Vatican City: Pope Francis's hint that the Vatican could relax its ban on contraception in response to the Zika virus was hailed as a shift in Church thinking Friday - but not everyone was convinced it amounts to meaningful change.
"Pope Francis signals openness to birth control for Zika," read a headline on the Boston Globe's Vatican-watching website www.cruxnow.com that reflected much media coverage around the world.
"Francis says contraception can be used to slow Zika," trumpeted the New York Times while an online headline in Britain's The Guardian said: "Pope suggests contraception can be condoned in Zika crisis."
Commentators however cautioned against reading too much into Francis's off-the-cuff comments and a pro-choice lobby within the Church said they amounted to "little or no change".
Catholics for Choice also warned that Francis's simultaneous description of abortion as an "absolute evil" will result in women suffering from the virus dying in back-street terminations.
Jon O'Brien, president of the US-based group, said Francis's comments were "profoundly disappointing and wrong," for women going through "terrifying ordeals" because of Zika, a mosquito-born virus which has been linked to serious birth defects and has spread throughout Latin America.
O'Brien said: "It's a fact that when women who are desperate to end a pregnancy don't get access to safe and legal services, they can resort to unsafe abortions, whether by self-administering or going to an unqualified provider.
"When women find themselves in these desperate situations, they suffer and they die. Pope Francis should be well aware of that."
O'Brien argued that Francis's stance on reproductive rights was at odds with his concern for the world's poor.
"So often, Francis addresses issues of poverty, but he doesn't recognise that it is poor women who suffer and die from restrictions to their reproductive health. The rich can always circumvent any restriction."
While condemning abortion as akin to "what the mafia does, a crime, an absolute evil," Francis said during his flight back from a trip to Mexico that "avoiding a pregnancy is not an absolute evil."
And by citing the example of one of his predecessors, Pope Paul VI, who authorised nuns at risk of being raped in Africa to use contraception, he appeared to open the door to tacit Church approval for its use to combat the spread of Zika.
O'Brien said the pope's comments were comparable to his immediate predecessor Benedict's mixed signals on the use of condoms to prevent HIV infection in Africa.
Benedict prompted furore in 2009 when he suggested distributing condoms could make Africa's AIDS crisis worse.

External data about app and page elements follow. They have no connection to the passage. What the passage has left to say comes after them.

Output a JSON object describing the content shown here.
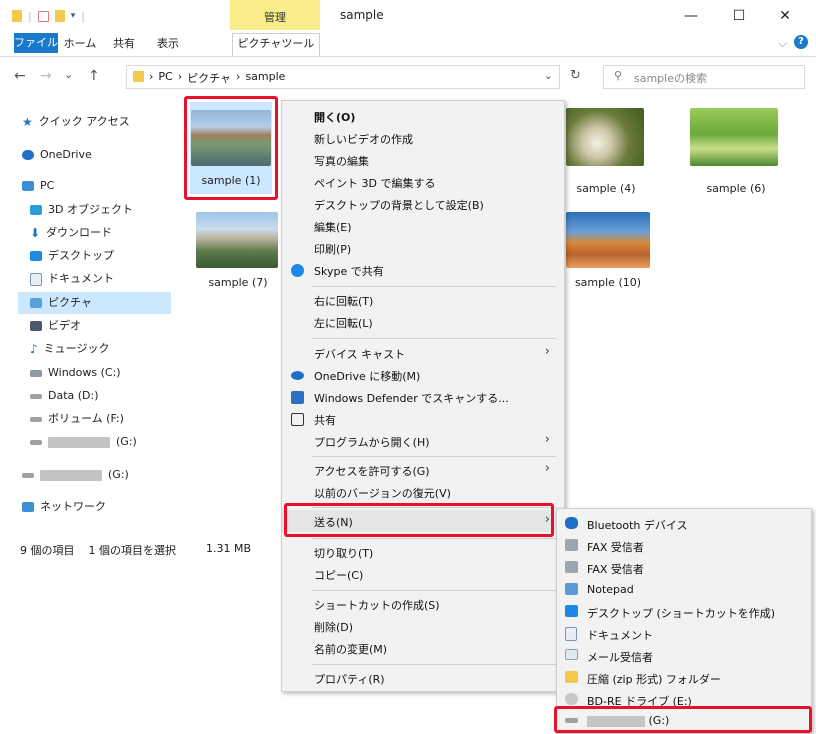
{
  "window": {
    "context_group": "管理",
    "title": "sample",
    "minimize": "—",
    "maximize": "☐",
    "close": "✕"
  },
  "ribbon": {
    "tabs": [
      "ファイル",
      "ホーム",
      "共有",
      "表示",
      "ピクチャツール"
    ],
    "expand": "⌵",
    "help": "?"
  },
  "address": {
    "back": "←",
    "forward": "→",
    "history": "⌄",
    "up": "↑",
    "path": [
      "PC",
      "ピクチャ",
      "sample"
    ],
    "sep": "›",
    "dropdown": "⌄",
    "refresh": "↻",
    "search_placeholder": "sampleの検索"
  },
  "nav": {
    "quick_access": "クイック アクセス",
    "onedrive": "OneDrive",
    "pc": "PC",
    "pc_items": [
      "3D オブジェクト",
      "ダウンロード",
      "デスクトップ",
      "ドキュメント",
      "ピクチャ",
      "ビデオ",
      "ミュージック",
      "Windows (C:)",
      "Data (D:)",
      "ボリューム (F:)"
    ],
    "removable_g1": "(G:)",
    "removable_g2": "(G:)",
    "network": "ネットワーク"
  },
  "files": [
    {
      "name": "sample (1)"
    },
    {
      "name": "sample (4)"
    },
    {
      "name": "sample (6)"
    },
    {
      "name": "sample (7)"
    },
    {
      "name": "sample (10)"
    }
  ],
  "status": {
    "count": "9 個の項目",
    "selected": "1 個の項目を選択",
    "size": "1.31 MB"
  },
  "context_menu": [
    {
      "label": "開く(O)",
      "bold": true
    },
    {
      "label": "新しいビデオの作成"
    },
    {
      "label": "写真の編集"
    },
    {
      "label": "ペイント 3D で編集する"
    },
    {
      "label": "デスクトップの背景として設定(B)"
    },
    {
      "label": "編集(E)"
    },
    {
      "label": "印刷(P)"
    },
    {
      "label": "Skype で共有",
      "icon": "skype-icon"
    },
    {
      "label": "右に回転(T)"
    },
    {
      "label": "左に回転(L)"
    },
    {
      "label": "デバイス キャスト",
      "submenu": true
    },
    {
      "label": "OneDrive に移動(M)",
      "icon": "onedrive-icon"
    },
    {
      "label": "Windows Defender でスキャンする...",
      "icon": "defender-icon"
    },
    {
      "label": "共有",
      "icon": "share-icon"
    },
    {
      "label": "プログラムから開く(H)",
      "submenu": true
    },
    {
      "label": "アクセスを許可する(G)",
      "submenu": true
    },
    {
      "label": "以前のバージョンの復元(V)"
    },
    {
      "label": "送る(N)",
      "submenu": true,
      "highlighted": true
    },
    {
      "label": "切り取り(T)"
    },
    {
      "label": "コピー(C)"
    },
    {
      "label": "ショートカットの作成(S)"
    },
    {
      "label": "削除(D)"
    },
    {
      "label": "名前の変更(M)"
    },
    {
      "label": "プロパティ(R)"
    }
  ],
  "sendto_menu": [
    {
      "label": "Bluetooth デバイス",
      "icon": "bluetooth-icon"
    },
    {
      "label": "FAX 受信者",
      "icon": "fax-icon"
    },
    {
      "label": "FAX 受信者",
      "icon": "fax-icon"
    },
    {
      "label": "Notepad",
      "icon": "notepad-icon"
    },
    {
      "label": "デスクトップ (ショートカットを作成)",
      "icon": "desktop-icon"
    },
    {
      "label": "ドキュメント",
      "icon": "documents-icon"
    },
    {
      "label": "メール受信者",
      "icon": "mail-icon"
    },
    {
      "label": "圧縮 (zip 形式) フォルダー",
      "icon": "zip-folder-icon"
    },
    {
      "label": "BD-RE ドライブ (E:)",
      "icon": "optical-drive-icon"
    },
    {
      "label": "(G:)",
      "icon": "removable-drive-icon",
      "highlighted": true
    }
  ],
  "colors": {
    "accent": "#1979ca",
    "highlight_box": "#e8102a",
    "context_tab": "#f9ec8a",
    "nav_selected": "#cce8ff",
    "menu_bg": "#f2f2f2"
  }
}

But he later backtracked, accepting that they could be used to prevent infection in certain cases, notably by prostitutes.
Francis's comments on Thursday seemed to be at odds with what some of his own officials have been saying lately.
Bishops in Latin America have responded to the Zika crisis by reasserting Church opposition to abortion and artificial contraception, urging believers to either abstain from sex if there is a risk of infection or use natural family planning to avoid a risky pregnancy.
On Wednesday, the Vatican's ambassador to the United Nations attacked the UN human rights agency's call for a liberalisation of abortion laws in a region where it is largely outlawed or restricted to cases where a mother's life is in danger.
"A diagnosis of microcephaly (the defect most often linked to Zika), or the fear of such a diagnosis, should not warrant a death sentence," said the ambassador, Archbishop Bernadito Auza.
Despite its upbeat headline, Cruxnow cautioned that Francis had not explicitly said he favoured the use of contraception for Zika, while the National Catholic Reporter recalled Francis's tetchy reaction to being asked in November about the use of condoms to prevent HIV transmission.
Returning from a three-country African tour, Francis said that while condoms were "one of the ways" of preventing infection, sexual relations should always be open to procreation.